For instance, if we run a network of beauty salons and we hire a software house to establish a system for providing analytical reports of scheduled treatments, we might eventually conclude that all we needed is a platform to increase the number of clients. Which means the product has to be written all over again. Our platform needs to have features to reach more clients and then to provide a high-quality customer service. This case shows us how important is to make correct assumptions, and that verifying them is essential. Can we afford to take a risk of validating those assumptions after 12 months of Waterfall work?

Lean Startup to the rescue

Fortunately, there is a powerful alternative and a cure for our problems – the Lean Startup approach. With the help of Scrum tactics, we can get useful feedback, not after 12 months, but after just few weeks. Together with a software house we carefully choose the most important features of our product, that will address the pain points of our clients. After we find elements that hold the greatest value, we reach our end users with a dialogue. What we can get is a meaningful feedback on our product, and just after a few weeks, we enriched our business with a network of dedicated clients, engaged in creating a product with us.

Worst case scenario – if after those few weeks the feedback is totally negative and our users reject the app, we still have 11 months to improve it. Good news is that after many months of iterations and modifications we finally receive a product and we still have a valuable audience of customers. In the case of Waterfall, after the same period of time, we would be releasing an app without the initial feedback, and without marketing at all. Are we willing to risk that much?

Case study – Order management system in the B2B sector

The majority of IT platforms dedicated to B2B companies needs to have a module to manage the orders. To build this sort of system we need to spend up to 50 thousands Euro. That’s pretty much painful, so we need to take a look at two solutions:

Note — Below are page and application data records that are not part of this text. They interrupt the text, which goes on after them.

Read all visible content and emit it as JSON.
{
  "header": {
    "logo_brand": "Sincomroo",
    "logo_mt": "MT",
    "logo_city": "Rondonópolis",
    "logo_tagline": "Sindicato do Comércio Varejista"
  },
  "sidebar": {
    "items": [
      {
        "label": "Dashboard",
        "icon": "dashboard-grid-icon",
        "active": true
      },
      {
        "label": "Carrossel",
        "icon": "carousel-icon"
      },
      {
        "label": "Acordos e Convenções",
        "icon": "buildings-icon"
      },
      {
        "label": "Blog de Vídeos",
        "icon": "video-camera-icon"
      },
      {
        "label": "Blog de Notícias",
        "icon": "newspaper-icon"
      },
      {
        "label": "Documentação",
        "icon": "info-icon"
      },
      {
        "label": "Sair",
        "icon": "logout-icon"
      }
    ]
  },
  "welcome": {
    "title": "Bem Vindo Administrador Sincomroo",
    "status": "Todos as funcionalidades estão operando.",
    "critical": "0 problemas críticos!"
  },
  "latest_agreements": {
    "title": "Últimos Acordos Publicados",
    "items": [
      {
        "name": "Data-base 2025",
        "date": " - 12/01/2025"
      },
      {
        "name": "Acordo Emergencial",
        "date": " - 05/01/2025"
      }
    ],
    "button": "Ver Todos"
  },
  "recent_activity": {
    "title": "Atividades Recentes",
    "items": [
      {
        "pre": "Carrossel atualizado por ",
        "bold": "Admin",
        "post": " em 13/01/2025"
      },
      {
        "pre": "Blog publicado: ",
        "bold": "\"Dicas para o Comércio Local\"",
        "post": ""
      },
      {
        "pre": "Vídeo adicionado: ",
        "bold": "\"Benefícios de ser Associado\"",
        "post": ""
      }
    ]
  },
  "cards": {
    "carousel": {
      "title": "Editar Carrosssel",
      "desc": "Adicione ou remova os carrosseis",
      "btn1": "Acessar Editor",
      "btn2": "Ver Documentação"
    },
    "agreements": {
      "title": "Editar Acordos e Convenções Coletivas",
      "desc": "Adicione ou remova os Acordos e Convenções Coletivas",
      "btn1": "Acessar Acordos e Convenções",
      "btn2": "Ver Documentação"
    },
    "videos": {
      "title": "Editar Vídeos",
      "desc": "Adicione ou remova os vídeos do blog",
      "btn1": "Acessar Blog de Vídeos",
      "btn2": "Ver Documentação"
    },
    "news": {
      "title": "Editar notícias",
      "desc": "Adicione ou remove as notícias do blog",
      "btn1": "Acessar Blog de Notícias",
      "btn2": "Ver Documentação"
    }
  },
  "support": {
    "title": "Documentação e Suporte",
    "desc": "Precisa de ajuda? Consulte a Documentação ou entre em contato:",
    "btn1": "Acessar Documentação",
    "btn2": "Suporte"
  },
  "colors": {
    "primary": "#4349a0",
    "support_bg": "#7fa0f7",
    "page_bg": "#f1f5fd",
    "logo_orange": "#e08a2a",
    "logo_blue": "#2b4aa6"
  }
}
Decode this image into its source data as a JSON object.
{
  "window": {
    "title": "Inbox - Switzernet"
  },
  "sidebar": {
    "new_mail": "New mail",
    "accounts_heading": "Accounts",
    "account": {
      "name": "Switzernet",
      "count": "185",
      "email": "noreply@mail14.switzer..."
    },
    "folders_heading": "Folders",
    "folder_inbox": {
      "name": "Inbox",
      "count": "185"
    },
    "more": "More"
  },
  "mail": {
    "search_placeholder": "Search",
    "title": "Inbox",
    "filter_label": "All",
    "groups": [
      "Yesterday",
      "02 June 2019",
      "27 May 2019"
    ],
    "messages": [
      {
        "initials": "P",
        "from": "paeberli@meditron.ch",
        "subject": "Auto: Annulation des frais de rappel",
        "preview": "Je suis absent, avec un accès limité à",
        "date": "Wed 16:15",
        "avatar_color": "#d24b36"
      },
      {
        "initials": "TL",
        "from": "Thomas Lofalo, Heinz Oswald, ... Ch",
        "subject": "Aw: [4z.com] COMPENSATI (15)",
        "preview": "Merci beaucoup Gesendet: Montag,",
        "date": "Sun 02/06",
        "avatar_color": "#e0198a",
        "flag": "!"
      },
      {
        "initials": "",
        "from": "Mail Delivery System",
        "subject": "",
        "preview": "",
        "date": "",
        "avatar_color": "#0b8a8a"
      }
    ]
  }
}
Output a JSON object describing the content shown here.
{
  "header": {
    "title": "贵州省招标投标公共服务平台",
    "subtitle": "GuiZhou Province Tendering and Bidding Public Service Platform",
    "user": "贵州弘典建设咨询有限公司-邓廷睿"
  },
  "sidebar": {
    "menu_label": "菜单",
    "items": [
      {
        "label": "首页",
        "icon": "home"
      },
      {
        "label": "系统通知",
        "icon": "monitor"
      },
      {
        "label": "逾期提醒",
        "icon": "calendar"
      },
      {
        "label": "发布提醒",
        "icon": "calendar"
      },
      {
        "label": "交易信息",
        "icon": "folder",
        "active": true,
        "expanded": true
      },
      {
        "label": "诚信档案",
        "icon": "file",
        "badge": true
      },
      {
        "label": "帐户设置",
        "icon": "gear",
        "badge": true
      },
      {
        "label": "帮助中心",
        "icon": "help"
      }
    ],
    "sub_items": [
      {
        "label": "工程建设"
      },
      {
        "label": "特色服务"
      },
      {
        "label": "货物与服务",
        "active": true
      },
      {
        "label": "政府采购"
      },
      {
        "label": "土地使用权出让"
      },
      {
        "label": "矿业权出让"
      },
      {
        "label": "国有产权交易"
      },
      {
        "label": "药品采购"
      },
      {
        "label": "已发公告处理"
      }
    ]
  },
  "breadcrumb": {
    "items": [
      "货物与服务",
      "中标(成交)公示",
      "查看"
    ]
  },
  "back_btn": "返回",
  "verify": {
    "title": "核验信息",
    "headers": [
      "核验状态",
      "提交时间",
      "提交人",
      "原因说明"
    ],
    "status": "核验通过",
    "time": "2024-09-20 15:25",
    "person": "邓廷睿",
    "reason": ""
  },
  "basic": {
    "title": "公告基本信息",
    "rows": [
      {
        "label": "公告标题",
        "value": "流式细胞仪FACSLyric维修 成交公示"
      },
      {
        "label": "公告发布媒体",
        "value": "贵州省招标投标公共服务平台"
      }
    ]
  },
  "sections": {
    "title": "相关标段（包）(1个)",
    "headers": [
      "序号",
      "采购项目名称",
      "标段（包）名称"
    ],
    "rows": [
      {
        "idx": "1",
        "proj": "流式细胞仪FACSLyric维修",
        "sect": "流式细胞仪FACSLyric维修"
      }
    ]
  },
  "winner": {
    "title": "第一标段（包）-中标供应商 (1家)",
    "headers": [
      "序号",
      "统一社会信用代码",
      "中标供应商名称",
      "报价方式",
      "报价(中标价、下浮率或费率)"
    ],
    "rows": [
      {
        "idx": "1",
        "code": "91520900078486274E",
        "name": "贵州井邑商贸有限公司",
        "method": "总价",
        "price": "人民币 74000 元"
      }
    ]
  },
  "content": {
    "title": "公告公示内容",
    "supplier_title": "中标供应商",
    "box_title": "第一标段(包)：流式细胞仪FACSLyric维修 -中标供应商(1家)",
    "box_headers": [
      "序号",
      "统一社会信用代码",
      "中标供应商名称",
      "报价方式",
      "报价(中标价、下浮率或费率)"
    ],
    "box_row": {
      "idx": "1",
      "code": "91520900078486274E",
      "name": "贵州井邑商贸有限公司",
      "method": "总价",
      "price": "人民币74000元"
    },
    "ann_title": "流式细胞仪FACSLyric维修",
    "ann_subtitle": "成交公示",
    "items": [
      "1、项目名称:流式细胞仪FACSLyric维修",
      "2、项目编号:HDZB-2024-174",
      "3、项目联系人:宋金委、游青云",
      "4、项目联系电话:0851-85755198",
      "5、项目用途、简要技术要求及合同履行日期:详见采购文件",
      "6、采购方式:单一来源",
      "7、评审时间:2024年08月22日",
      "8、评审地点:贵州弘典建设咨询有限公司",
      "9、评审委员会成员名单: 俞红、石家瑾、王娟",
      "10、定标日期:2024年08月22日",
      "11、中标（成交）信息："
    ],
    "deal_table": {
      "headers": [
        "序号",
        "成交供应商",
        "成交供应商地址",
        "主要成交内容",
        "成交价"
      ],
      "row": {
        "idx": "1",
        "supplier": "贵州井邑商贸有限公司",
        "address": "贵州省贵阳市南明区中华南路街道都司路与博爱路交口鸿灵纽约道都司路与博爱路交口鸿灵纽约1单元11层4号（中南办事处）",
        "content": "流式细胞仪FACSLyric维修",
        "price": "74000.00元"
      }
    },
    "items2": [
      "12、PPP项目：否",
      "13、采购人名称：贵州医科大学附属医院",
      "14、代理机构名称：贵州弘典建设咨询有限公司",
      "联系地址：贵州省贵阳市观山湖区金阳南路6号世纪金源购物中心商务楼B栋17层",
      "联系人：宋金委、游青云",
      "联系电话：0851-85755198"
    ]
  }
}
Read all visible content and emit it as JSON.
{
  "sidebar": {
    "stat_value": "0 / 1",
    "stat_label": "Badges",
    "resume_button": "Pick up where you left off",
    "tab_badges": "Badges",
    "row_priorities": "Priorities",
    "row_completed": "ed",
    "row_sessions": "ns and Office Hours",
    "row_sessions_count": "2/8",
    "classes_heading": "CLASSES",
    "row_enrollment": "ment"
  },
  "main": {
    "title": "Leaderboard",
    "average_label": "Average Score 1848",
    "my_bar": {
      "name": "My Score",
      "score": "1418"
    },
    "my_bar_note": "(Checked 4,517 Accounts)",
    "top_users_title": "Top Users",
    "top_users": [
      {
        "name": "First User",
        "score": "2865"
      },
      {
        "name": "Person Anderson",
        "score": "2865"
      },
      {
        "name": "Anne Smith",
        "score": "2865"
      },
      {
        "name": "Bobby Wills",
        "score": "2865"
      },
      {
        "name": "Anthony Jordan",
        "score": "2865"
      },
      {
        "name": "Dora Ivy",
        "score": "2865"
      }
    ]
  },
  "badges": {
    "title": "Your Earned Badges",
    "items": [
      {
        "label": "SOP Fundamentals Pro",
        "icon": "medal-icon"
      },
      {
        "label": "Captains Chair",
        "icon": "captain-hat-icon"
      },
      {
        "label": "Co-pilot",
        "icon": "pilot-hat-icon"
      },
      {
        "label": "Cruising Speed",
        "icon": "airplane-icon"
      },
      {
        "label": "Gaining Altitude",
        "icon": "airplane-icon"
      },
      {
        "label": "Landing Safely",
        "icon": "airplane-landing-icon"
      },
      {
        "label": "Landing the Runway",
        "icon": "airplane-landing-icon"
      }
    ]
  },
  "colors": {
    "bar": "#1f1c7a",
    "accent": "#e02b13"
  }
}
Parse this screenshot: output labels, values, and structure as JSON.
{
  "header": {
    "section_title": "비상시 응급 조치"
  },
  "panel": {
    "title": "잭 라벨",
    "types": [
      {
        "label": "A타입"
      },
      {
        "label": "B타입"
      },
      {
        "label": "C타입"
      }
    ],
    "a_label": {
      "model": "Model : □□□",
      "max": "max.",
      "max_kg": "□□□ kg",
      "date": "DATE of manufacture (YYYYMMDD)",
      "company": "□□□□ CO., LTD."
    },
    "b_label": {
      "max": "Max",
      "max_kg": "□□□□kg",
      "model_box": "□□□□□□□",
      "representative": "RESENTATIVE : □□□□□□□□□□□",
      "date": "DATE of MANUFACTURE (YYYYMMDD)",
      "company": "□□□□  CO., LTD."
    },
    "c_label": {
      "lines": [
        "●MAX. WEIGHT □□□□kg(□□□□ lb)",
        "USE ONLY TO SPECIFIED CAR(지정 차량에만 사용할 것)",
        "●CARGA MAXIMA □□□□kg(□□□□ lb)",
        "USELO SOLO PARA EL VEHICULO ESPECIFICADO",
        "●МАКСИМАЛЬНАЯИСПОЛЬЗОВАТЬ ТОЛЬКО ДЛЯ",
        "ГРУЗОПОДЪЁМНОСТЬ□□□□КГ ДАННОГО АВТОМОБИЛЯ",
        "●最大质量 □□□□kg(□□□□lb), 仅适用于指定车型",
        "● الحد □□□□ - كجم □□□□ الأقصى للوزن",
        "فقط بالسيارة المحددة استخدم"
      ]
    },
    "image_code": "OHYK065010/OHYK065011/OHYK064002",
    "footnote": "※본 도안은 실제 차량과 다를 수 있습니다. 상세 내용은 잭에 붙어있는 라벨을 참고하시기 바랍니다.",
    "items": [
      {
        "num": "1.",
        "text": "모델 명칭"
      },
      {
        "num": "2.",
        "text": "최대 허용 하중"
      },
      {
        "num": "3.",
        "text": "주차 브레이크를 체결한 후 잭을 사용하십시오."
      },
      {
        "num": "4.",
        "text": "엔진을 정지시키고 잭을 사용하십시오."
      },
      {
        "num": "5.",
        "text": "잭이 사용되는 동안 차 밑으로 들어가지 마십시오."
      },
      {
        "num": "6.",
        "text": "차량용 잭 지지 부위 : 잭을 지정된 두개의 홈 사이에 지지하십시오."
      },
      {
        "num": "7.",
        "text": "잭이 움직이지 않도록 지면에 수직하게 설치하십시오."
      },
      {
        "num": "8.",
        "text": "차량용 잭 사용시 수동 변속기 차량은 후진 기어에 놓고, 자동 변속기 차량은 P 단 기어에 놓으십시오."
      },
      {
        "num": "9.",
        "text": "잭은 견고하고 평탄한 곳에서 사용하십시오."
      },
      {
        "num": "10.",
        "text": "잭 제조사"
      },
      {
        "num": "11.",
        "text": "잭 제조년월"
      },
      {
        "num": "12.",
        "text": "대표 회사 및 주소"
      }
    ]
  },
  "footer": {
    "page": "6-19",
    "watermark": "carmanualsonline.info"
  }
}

• Is there an application on the market that we can incorporate into our system? It will be cheaper and faster to buy a ready app and include it in our product. Instead of 3 months of work spent on building an app, it will take 3 days to solve this problem.

• If there is no application on the market that we can use, we need to ask ourselves – what elements our system requires to meet our demands? Perhaps we can produce a simplified version of a platform, which will be effective, will cost less, and finally – it will take only a few days of coding.

It’s all up to us

Choosing an effective project methodology is an essential business decision. At this stage, we can prevent our company from failure. The agile approach will save us time, money, and effort, and most importantly – it will lead us to a product that will resonate.